Find all positive integers a and b for which the two equations: x^2-ax+b = 0 and x^2-bx+a = 0 both have positive integer solutions.
In this 7-sandwich: 7 1 3 1 6 4 3 5 7 2 4 6 2 5 there are 7 numbers between the 7s, 6 between the 6s etc. The article shows which values of n can make n-sandwiches and which cannot.
Toni Beardon has chosen this article introducing a rich area for practical exploration and discovery in 3D geometry
Prove that, given any three parallel lines, an equilateral triangle always exists with one vertex on each of the three lines.
This article invites you to get familiar with a strategic game called "sprouts". The game is simple enough for younger children to understand, and has also provided experienced mathematicians with. . . .
Try to solve this very difficult problem and then study our two suggested solutions. How would you use your knowledge to try to solve variants on the original problem?

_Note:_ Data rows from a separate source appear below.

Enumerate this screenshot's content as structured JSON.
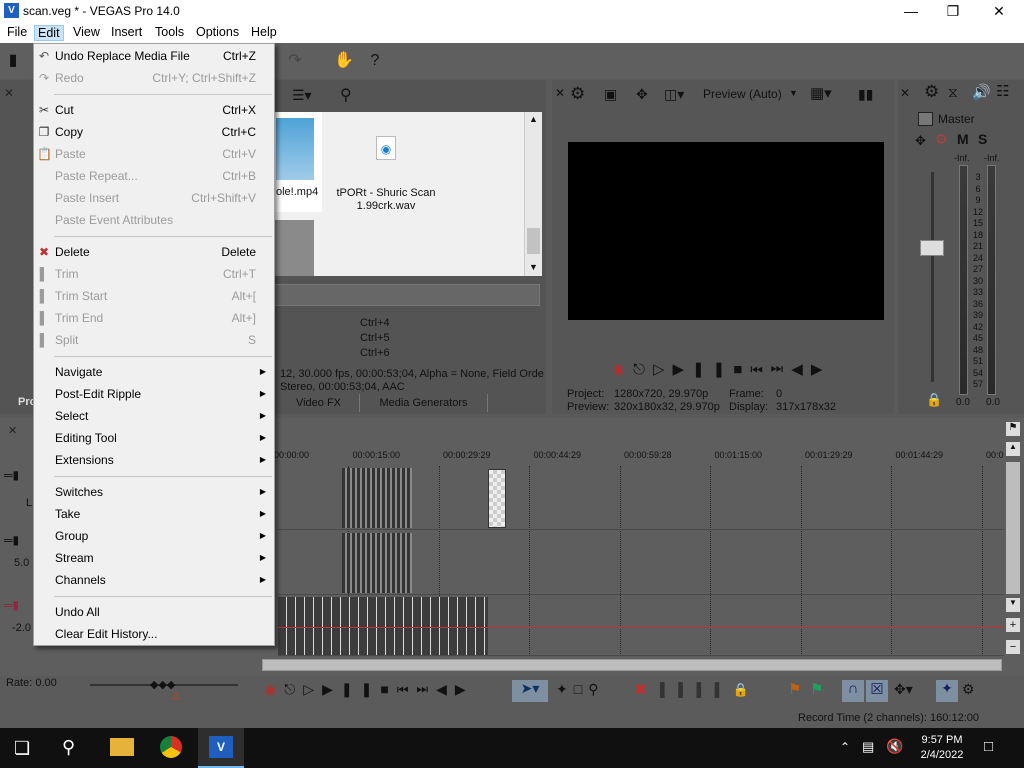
{
  "window": {
    "title": "scan.veg * - VEGAS Pro 14.0",
    "icon": "vegas-app-icon"
  },
  "menubar": {
    "items": [
      "File",
      "Edit",
      "View",
      "Insert",
      "Tools",
      "Options",
      "Help"
    ],
    "active": "Edit"
  },
  "edit_menu": {
    "items": [
      {
        "label": "Undo Replace Media File",
        "shortcut": "Ctrl+Z",
        "enabled": true,
        "icon": "undo-icon"
      },
      {
        "label": "Redo",
        "shortcut": "Ctrl+Y; Ctrl+Shift+Z",
        "enabled": false,
        "icon": "redo-icon"
      },
      {
        "label": "Cut",
        "shortcut": "Ctrl+X",
        "enabled": true,
        "icon": "scissors-icon"
      },
      {
        "label": "Copy",
        "shortcut": "Ctrl+C",
        "enabled": true,
        "icon": "copy-icon"
      },
      {
        "label": "Paste",
        "shortcut": "Ctrl+V",
        "enabled": false,
        "icon": "paste-icon"
      },
      {
        "label": "Paste Repeat...",
        "shortcut": "Ctrl+B",
        "enabled": false
      },
      {
        "label": "Paste Insert",
        "shortcut": "Ctrl+Shift+V",
        "enabled": false
      },
      {
        "label": "Paste Event Attributes",
        "shortcut": "",
        "enabled": false
      },
      {
        "label": "Delete",
        "shortcut": "Delete",
        "enabled": true,
        "icon": "delete-icon"
      },
      {
        "label": "Trim",
        "shortcut": "Ctrl+T",
        "enabled": false,
        "icon": "trim-icon"
      },
      {
        "label": "Trim Start",
        "shortcut": "Alt+[",
        "enabled": false,
        "icon": "trim-start-icon"
      },
      {
        "label": "Trim End",
        "shortcut": "Alt+]",
        "enabled": false,
        "icon": "trim-end-icon"
      },
      {
        "label": "Split",
        "shortcut": "S",
        "enabled": false,
        "icon": "split-icon"
      },
      {
        "label": "Navigate",
        "submenu": true,
        "enabled": true
      },
      {
        "label": "Post-Edit Ripple",
        "submenu": true,
        "enabled": true
      },
      {
        "label": "Select",
        "submenu": true,
        "enabled": true
      },
      {
        "label": "Editing Tool",
        "submenu": true,
        "enabled": true
      },
      {
        "label": "Extensions",
        "submenu": true,
        "enabled": true
      },
      {
        "label": "Switches",
        "submenu": true,
        "enabled": true
      },
      {
        "label": "Take",
        "submenu": true,
        "enabled": true
      },
      {
        "label": "Group",
        "submenu": true,
        "enabled": true
      },
      {
        "label": "Stream",
        "submenu": true,
        "enabled": true
      },
      {
        "label": "Channels",
        "submenu": true,
        "enabled": true
      },
      {
        "label": "Undo All",
        "shortcut": "",
        "enabled": true
      },
      {
        "label": "Clear Edit History...",
        "shortcut": "",
        "enabled": true
      }
    ]
  },
  "explorer": {
    "files": [
      {
        "name": "ole!.mp4"
      },
      {
        "name": "tPORt - Shuric Scan 1.99crk.wav"
      }
    ],
    "shortcuts": [
      "Ctrl+4",
      "Ctrl+5",
      "Ctrl+6"
    ],
    "media_info_line1": "12, 30.000 fps, 00:00:53;04, Alpha = None, Field Orde",
    "media_info_line2": "Stereo, 00:00:53;04, AAC",
    "tabs": [
      "Video FX",
      "Media Generators"
    ],
    "side_label": "Pro"
  },
  "preview": {
    "mode": "Preview (Auto)",
    "project_label": "Project:",
    "project_value": "1280x720, 29.970p",
    "frame_label": "Frame:",
    "frame_value": "0",
    "preview_label": "Preview:",
    "preview_value": "320x180x32, 29.970p",
    "display_label": "Display:",
    "display_value": "317x178x32"
  },
  "mixer": {
    "title": "Master",
    "mute": "M",
    "solo": "S",
    "inf_left": "-Inf.",
    "inf_right": "-Inf.",
    "scale": [
      "3",
      "6",
      "9",
      "12",
      "15",
      "18",
      "21",
      "24",
      "27",
      "30",
      "33",
      "36",
      "39",
      "42",
      "45",
      "48",
      "51",
      "54",
      "57"
    ],
    "value_left": "0.0",
    "value_right": "0.0"
  },
  "timeline": {
    "ticks": [
      "00:00:00",
      "00:00:15:00",
      "00:00:29:29",
      "00:00:44:29",
      "00:00:59:28",
      "00:01:15:00",
      "00:01:29:29",
      "00:01:44:29",
      "00:0"
    ],
    "track_labels": [
      "L",
      "5.0",
      "-2.0"
    ]
  },
  "rate": "Rate: 0.00",
  "status": {
    "record_time": "Record Time (2 channels): 160:12:00"
  },
  "taskbar": {
    "time": "9:57 PM",
    "date": "2/4/2022"
  },
  "colors": {
    "menu_bg": "#f0f0f0",
    "menu_highlight": "#cce4f7",
    "app_bg": "#5a5a5a",
    "taskbar": "#101010"
  }
}
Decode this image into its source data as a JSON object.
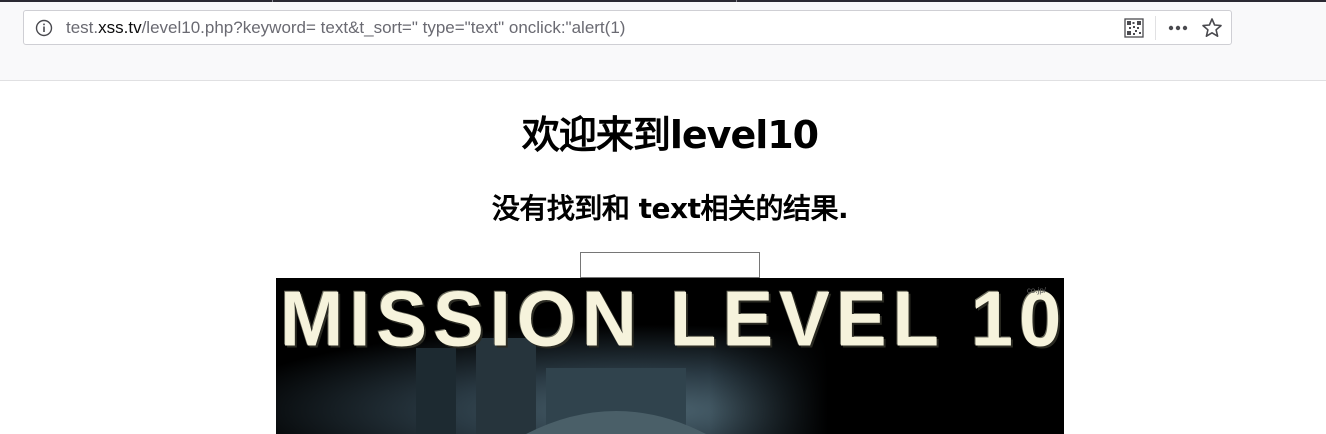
{
  "browser": {
    "url": {
      "prefix": "test.",
      "domain": "xss.tv",
      "path": "/level10.php?keyword= text&t_sort=\" type=\"text\" onclick:\"alert(1)"
    },
    "icons": {
      "info": "info-icon",
      "qr": "qr-code-icon",
      "more": "more-icon",
      "bookmark": "star-icon"
    }
  },
  "page": {
    "title": "欢迎来到level10",
    "result": "没有找到和 text相关的结果.",
    "keyword_value": "",
    "banner": {
      "title": "MISSION LEVEL 10",
      "watermark": "co.jp/"
    }
  }
}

A connected graph is a graph in which we can get from any vertex to any other by travelling along the edges. A tree is a connected graph with no closed circuits (or loops. Prove that every tree has. . . .
Can you work out where the blue-and-red brick roads end?
There are 12 identical looking coins, one of which is a fake. The counterfeit coin is of a different weight to the rest. What is the minimum number of weighings needed to locate the fake coin?
Show that for natural numbers x and y if x/y > 1 then x/y>(x+1)/(y+1}>1. Hence prove that the product for i=1 to n of [(2i)/(2i-1)] tends to infinity as n tends to infinity.
Four identical right angled triangles are drawn on the sides of a square. Two face out, two face in. Why do the four vertices marked with dots lie on one line?
These proofs are wrong. Can you see why?
An introduction to some beautiful results of Number Theory
Advent Calendar 2011 - a mathematical activity for each day during the run-up to Christmas.
Given that a, b and c are natural numbers show that if sqrt a+sqrt b is rational then it is a natural number. Extend this to 3 variables.